Mystery is a literary genre that centers around the solving of a puzzle. The puzzle is usually a question or riddle to be answered or a crime to be solved. The protagonist, along with the reader, is provided clues to the puzzle, but must also use the tools of deduction, logic, observation, and sheer luck in order to completely solve the puzzle.
Mystery fiction is very popular due to the excitement and sense of challenge aroused in the reader to solve the mystery.
A story must contain certain elements in order to be categorized as a mystery fiction. The story usually revolves around a crime. Most novels are about trying to solve a murder, but the crime isn’t always murder. The crime must function as a means to provide the question of whodunit . Detectives are also an essential element and are the main characters . The detective usually works alone, with a sidekick, or with a group of sidekicks. The detective must then conduct an investigation by searching for clues and interviewing suspects in order to solve the crime. The story usually ends when the culprit has been identified and the crime has been solved.
The origins of mystery fiction can be traced back to Edgar Allen Poe’s The Murder in Rue Morge written in 1841. This story featured the first fictional detective, C. Auguste Dupin. Poe was greatly influenced by Charles Dickens’ Bleak House (1853) and The Mystery of Edwin Drood (1870). Dickens’ work contained many elements of mystery, however, it was Poe who shifted the focus of mystery from atmosphere to a study of the criminal mind. Wilkie Collins continued Poe’s device of the detective, but added more emphasis on characterization. Collins wrote the first full length mystery novels such as The Woman in White (1868) and The Moonstone (1868). Sir Arthur Conan Doyle was the next major writer of the genre to emerge with his story A Study in Scarlet (1887). This story was the first to feature the famous detective, Sherlock Holmes. Through his character, Doyle turned the solving of crimes into a science.

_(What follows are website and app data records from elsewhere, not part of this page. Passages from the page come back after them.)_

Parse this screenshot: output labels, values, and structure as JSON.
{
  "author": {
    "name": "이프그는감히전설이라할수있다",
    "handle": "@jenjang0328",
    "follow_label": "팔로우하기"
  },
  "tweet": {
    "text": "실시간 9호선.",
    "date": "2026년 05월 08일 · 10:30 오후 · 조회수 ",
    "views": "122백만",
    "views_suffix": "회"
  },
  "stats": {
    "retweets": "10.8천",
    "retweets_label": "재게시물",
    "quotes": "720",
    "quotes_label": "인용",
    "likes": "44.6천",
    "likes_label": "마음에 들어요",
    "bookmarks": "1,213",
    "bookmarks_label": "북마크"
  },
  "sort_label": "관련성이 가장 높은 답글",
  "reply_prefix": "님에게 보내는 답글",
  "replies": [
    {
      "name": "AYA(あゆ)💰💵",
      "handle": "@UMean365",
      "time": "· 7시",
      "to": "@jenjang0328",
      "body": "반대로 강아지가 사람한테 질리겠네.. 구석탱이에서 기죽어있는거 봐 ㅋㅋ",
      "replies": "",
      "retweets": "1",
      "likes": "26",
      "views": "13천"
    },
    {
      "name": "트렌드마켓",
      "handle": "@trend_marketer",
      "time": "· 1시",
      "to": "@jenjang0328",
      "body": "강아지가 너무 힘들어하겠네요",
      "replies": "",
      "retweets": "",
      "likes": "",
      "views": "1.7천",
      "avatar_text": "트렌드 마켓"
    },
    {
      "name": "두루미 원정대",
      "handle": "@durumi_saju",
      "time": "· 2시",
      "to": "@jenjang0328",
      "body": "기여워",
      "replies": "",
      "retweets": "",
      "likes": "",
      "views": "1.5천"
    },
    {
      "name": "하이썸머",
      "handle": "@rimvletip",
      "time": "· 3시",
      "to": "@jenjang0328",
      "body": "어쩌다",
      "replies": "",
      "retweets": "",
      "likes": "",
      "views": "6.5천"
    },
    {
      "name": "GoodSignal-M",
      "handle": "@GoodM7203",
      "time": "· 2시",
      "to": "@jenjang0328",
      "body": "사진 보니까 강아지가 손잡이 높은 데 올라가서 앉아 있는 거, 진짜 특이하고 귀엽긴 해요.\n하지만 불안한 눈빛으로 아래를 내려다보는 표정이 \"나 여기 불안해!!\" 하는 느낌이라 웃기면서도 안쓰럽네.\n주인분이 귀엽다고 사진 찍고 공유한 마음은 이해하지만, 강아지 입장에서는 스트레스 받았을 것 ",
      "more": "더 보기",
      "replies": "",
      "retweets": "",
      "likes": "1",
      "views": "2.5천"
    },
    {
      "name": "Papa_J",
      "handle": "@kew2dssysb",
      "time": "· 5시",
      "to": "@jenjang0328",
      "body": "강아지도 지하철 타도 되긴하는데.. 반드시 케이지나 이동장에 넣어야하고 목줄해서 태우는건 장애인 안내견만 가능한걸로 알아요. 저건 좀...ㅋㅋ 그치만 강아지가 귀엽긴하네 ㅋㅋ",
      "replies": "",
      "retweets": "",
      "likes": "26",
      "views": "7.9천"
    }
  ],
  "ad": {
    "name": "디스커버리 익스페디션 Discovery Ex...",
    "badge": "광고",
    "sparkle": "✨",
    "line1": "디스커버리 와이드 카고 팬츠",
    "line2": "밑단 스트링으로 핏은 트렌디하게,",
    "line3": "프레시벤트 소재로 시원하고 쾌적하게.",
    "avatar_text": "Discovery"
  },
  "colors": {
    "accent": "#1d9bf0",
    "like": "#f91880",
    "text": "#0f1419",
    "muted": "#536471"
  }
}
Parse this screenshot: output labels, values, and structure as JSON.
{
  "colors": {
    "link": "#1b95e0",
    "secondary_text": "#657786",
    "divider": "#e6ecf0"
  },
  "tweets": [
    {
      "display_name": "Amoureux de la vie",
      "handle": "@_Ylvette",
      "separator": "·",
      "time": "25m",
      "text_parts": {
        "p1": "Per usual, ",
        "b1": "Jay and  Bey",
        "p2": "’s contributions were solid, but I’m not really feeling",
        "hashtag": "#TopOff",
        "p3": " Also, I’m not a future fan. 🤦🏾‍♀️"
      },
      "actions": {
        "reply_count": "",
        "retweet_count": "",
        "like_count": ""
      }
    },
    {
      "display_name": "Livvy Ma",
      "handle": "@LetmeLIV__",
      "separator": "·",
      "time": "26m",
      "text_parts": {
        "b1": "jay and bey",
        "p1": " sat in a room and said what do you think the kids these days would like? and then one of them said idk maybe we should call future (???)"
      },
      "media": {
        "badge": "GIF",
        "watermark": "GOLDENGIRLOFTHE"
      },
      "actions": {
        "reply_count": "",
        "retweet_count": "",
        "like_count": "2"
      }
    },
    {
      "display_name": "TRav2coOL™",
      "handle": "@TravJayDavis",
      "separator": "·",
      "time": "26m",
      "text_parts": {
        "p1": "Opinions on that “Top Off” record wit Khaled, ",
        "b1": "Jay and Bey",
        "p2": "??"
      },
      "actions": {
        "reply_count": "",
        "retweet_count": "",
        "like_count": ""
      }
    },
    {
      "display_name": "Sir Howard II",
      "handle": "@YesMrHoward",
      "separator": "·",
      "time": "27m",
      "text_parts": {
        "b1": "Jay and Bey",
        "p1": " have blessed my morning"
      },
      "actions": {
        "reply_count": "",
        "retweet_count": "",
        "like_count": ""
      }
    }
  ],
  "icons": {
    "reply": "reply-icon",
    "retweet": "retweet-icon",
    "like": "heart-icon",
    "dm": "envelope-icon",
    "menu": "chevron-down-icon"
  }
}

Sherlock Holmes solved crimes by careful study and interpretation of evidence as well as his own powers of perceptive recognition.
The 1920’s is referred to as the golden age of mystery fiction. This period ushered in the work of some of the most famous writers of the genre such as Agatha Christie and Dashiell Hammett. Agatha Christie created the “Cozy” with her novel The Mysterious Affair at Styles (1920). A Cozy is a mystery in which a crime is committed in an English country house involving a closed group of people. They all become suspects in a clean murder that is solved by a great detective. Dashiell Hammett further revolutionized the mystery genre by creating the “Hardboiled.” This type of mystery focused more on realism and life on the streets. Hammett’s novel, The Maltese Falcon (1930), introduced the character of Sam Spade and popularized the tough private eye.
The popularity of mystery fiction has created many sub genres including thriller, suspense, and true crime. It has also transcended other media such as television and film. Television shows such as CSI, Monk, and Law and Order follow the framework of mystery fiction New writers of the genre include Sue Grafton, Janet Evanovich, James Patterson, J.D. Robb, Dan Brown, Mary Higgins Clark, Tom Clancy, and Patricia Cornwell. Their works are very diverse and wide in scope. As the popularity of the genre continues to grow it will continue to branch out and adapt to new innovations. The future of mystery fiction remains open and as exciting as ever.